High Temperature Tread Braking Simulations Employing Advanced Modelling of Wheel Materials
Paper in proceedings, 2015
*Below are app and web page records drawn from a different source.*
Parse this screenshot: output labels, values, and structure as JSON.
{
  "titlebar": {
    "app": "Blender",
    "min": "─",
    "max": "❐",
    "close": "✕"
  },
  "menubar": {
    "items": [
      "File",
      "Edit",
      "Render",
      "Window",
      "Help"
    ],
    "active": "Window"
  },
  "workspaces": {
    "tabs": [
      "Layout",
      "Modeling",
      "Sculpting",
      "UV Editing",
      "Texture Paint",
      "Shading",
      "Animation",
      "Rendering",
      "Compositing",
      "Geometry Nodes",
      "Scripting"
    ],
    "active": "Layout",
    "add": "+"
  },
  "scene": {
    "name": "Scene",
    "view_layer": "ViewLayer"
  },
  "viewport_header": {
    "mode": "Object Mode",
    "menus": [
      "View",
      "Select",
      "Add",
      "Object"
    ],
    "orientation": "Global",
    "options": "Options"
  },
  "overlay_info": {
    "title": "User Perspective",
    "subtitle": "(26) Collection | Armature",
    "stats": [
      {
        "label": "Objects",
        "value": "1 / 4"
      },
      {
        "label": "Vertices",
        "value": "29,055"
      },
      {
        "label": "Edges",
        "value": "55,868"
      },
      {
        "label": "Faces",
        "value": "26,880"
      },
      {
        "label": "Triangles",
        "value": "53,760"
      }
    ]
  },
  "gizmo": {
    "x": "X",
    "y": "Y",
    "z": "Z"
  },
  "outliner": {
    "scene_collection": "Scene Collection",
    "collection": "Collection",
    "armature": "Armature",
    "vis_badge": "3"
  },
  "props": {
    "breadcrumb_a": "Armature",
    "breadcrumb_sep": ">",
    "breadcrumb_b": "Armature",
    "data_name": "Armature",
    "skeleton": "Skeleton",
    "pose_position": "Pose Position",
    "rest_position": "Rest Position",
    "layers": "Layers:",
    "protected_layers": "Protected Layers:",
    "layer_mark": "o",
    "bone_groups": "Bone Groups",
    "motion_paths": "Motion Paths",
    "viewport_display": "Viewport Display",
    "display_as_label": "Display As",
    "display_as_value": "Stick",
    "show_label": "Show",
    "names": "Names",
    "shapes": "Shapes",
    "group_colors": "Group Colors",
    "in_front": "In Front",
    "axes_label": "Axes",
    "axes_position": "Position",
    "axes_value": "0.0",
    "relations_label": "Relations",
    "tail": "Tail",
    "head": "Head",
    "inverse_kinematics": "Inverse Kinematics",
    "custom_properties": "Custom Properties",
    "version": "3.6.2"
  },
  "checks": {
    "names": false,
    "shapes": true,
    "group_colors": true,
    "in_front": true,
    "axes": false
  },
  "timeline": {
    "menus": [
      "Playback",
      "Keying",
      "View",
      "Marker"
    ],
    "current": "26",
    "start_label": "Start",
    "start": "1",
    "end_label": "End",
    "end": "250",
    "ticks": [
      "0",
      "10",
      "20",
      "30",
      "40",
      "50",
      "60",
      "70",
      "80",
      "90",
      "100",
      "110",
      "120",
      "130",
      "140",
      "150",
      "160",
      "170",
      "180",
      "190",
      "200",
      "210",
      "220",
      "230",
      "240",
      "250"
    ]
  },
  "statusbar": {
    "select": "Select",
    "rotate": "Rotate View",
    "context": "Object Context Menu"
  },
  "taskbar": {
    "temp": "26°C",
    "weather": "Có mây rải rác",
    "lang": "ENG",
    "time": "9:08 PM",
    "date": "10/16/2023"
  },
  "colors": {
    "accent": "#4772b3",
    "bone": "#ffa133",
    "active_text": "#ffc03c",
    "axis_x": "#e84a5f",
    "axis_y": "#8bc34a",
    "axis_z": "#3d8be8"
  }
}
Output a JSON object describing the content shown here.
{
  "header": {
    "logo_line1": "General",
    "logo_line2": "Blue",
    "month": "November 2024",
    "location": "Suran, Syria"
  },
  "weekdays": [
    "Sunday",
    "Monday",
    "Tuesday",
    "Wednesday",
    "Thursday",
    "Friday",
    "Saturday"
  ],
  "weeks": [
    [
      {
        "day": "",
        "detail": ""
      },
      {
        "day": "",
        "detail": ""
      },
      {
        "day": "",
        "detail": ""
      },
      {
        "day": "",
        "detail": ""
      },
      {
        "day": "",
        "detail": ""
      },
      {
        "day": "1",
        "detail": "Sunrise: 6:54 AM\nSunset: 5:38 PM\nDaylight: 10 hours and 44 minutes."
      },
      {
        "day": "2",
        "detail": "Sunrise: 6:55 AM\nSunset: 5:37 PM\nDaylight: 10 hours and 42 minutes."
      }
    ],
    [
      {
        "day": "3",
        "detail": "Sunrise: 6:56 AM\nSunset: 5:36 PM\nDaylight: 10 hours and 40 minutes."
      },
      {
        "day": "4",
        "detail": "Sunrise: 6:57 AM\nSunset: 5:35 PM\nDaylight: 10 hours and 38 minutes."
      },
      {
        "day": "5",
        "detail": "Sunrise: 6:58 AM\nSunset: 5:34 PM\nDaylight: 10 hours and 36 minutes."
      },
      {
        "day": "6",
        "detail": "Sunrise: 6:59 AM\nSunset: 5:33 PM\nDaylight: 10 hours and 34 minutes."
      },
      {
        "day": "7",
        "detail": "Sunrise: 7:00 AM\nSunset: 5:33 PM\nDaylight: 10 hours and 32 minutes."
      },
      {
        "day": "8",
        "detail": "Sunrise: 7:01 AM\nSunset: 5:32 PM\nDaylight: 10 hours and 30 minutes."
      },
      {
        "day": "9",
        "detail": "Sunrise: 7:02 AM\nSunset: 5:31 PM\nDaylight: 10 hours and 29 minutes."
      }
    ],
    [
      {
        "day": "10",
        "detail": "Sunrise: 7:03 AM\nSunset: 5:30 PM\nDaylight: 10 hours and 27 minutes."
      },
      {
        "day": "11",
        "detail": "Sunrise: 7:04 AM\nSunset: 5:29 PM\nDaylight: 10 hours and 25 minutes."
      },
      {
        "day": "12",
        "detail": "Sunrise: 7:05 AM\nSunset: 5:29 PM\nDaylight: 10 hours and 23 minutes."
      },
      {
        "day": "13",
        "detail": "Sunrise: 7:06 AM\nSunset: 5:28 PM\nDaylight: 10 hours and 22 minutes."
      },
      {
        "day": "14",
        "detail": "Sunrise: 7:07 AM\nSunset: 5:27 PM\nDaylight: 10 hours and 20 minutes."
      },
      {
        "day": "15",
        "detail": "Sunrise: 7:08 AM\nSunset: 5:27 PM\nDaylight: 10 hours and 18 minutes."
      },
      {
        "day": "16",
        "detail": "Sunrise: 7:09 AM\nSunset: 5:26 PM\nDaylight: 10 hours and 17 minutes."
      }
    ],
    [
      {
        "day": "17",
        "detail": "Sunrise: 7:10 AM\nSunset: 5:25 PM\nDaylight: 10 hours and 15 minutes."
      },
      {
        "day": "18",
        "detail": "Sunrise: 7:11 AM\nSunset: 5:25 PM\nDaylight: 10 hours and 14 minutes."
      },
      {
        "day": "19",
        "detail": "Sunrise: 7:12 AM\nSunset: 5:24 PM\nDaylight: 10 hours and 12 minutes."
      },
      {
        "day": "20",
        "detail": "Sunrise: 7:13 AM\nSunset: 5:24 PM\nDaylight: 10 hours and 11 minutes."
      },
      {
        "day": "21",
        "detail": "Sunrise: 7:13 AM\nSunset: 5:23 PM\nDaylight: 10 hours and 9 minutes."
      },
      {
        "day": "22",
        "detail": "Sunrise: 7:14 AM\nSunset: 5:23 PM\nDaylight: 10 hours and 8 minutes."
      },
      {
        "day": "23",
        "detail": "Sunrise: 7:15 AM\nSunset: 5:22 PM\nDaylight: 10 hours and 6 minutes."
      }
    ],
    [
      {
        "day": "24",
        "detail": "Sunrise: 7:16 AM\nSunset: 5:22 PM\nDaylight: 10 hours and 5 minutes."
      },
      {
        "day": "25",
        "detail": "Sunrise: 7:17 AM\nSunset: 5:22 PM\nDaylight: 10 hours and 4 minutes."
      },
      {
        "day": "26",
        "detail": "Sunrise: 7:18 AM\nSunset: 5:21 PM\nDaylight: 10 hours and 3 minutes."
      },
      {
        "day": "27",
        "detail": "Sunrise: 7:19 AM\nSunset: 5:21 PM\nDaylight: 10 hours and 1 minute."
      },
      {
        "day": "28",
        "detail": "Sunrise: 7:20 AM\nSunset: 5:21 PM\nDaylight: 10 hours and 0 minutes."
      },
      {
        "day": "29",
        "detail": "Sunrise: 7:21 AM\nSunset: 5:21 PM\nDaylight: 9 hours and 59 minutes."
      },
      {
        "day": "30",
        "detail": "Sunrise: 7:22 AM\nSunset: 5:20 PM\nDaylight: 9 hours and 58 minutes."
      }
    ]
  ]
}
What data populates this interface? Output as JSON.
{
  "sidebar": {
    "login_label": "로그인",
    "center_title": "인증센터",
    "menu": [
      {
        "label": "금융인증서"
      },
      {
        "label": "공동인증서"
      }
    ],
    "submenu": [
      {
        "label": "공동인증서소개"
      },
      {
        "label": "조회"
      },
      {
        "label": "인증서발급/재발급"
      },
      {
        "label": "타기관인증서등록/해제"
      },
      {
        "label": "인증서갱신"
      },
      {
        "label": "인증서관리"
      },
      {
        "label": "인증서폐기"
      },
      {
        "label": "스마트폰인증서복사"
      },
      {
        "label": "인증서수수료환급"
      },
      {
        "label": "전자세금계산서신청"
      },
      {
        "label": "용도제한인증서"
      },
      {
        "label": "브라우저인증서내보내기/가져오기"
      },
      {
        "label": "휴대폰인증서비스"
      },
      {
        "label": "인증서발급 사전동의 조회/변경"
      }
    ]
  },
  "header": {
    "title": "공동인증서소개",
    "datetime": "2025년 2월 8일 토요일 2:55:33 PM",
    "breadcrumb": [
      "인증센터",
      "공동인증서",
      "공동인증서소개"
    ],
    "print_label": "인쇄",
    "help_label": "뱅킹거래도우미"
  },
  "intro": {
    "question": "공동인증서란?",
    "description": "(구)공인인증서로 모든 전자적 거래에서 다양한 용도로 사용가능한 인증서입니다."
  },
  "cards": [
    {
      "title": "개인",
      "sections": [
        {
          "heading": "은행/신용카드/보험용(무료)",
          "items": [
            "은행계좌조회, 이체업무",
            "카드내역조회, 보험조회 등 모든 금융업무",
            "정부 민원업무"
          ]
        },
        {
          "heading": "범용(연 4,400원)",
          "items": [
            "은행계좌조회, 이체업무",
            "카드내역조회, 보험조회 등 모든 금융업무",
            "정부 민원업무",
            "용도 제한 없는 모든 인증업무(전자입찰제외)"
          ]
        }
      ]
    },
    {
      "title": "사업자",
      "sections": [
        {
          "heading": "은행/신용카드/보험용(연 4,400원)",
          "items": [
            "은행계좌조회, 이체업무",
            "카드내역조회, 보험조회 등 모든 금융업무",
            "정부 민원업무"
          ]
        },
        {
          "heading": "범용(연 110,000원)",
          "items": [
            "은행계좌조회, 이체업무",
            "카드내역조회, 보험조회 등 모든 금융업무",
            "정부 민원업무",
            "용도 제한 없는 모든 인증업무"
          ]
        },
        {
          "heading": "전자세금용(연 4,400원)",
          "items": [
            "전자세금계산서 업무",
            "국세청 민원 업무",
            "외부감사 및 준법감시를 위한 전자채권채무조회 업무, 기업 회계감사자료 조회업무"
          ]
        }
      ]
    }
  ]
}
In this contribution, the mechanical behaviour of a near pearlitic wheel steel of type ER7 is studied. Isothermal experiments of cyclic loading combined with a hold time are performed at several temperatures, ranging from room temperature up to elevated (below austenitization) temperatures. The experiments show a viscous behaviour at temperatures above 300°C. To capture the cyclic hardening/softening and viscous behaviour of the material, a Chaboche model of viscoplastic type is presented and calibrated against the experimental data. The robustness and uniqueness of the obtained material parameters are then ensured by employing sensitivity and correlation analyses. The main goal of this study is to improve the modelling of wheel materials subjected to thermal loading due to tread braking and also to highlight the importance of viscoplastic material modelling. In this regard, finite element analyses of generic heavy haul wheels, subjected to high power drag braking loads, are carried out and comparisons between analyses with plastic and viscoplastic material models are shown. Results are presented for simulated global wheel behaviour, i.e. axial rim displacements during and after braking, and also residual stresses after braking. A conclusion is that the obtained results for a generic wheel with an S-shaped web, which builds substantial stresses in the wheel rim during braking, is rather sensitive to the choice of material model. Substantial differences are found already at 400°C. Moreover, the results indicate that a generic Low-stress wheel, which builds less stresses in the rim during braking, is less affected by the choice of material model. However, at temperatures higher than about 500°C also the results for this wheel are significantly affected by the choice of material model.